Below are records; repeat them all exactly.

(Data items)
===============
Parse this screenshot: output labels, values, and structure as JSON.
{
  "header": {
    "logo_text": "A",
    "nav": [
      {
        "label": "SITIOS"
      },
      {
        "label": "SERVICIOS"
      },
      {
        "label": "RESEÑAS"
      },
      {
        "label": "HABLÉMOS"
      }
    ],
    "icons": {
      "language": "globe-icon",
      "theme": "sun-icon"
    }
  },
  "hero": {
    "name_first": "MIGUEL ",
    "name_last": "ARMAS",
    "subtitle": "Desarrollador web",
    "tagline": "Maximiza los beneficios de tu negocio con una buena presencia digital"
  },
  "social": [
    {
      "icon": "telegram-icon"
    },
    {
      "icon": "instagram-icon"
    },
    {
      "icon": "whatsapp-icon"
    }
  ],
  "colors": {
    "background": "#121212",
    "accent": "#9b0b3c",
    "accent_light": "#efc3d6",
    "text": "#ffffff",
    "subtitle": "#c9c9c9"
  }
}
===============
RESPONSE TO THE TASK ▸
Parse this screenshot: output labels, values, and structure as JSON.
{
  "header": {
    "logo_text": "A",
    "nav": [
      {
        "label": "SITIOS"
      },
      {
        "label": "SERVICIOS"
      },
      {
        "label": "RESEÑAS"
      },
      {
        "label": "HABLÉMOS"
      }
    ],
    "icons": {
      "language": "globe-icon",
      "theme": "sun-icon"
    }
  },
  "hero": {
    "name_first": "MIGUEL ",
    "name_last": "ARMAS",
    "subtitle": "Desarrollador web",
    "tagline": "Maximiza los beneficios de tu negocio con una buena presencia digital"
  },
  "social": [
    {
      "icon": "telegram-icon"
    },
    {
      "icon": "instagram-icon"
    },
    {
      "icon": "whatsapp-icon"
    }
  ],
  "colors": {
    "background": "#121212",
    "accent": "#9b0b3c",
    "accent_light": "#efc3d6",
    "text": "#ffffff",
    "subtitle": "#c9c9c9"
  }
}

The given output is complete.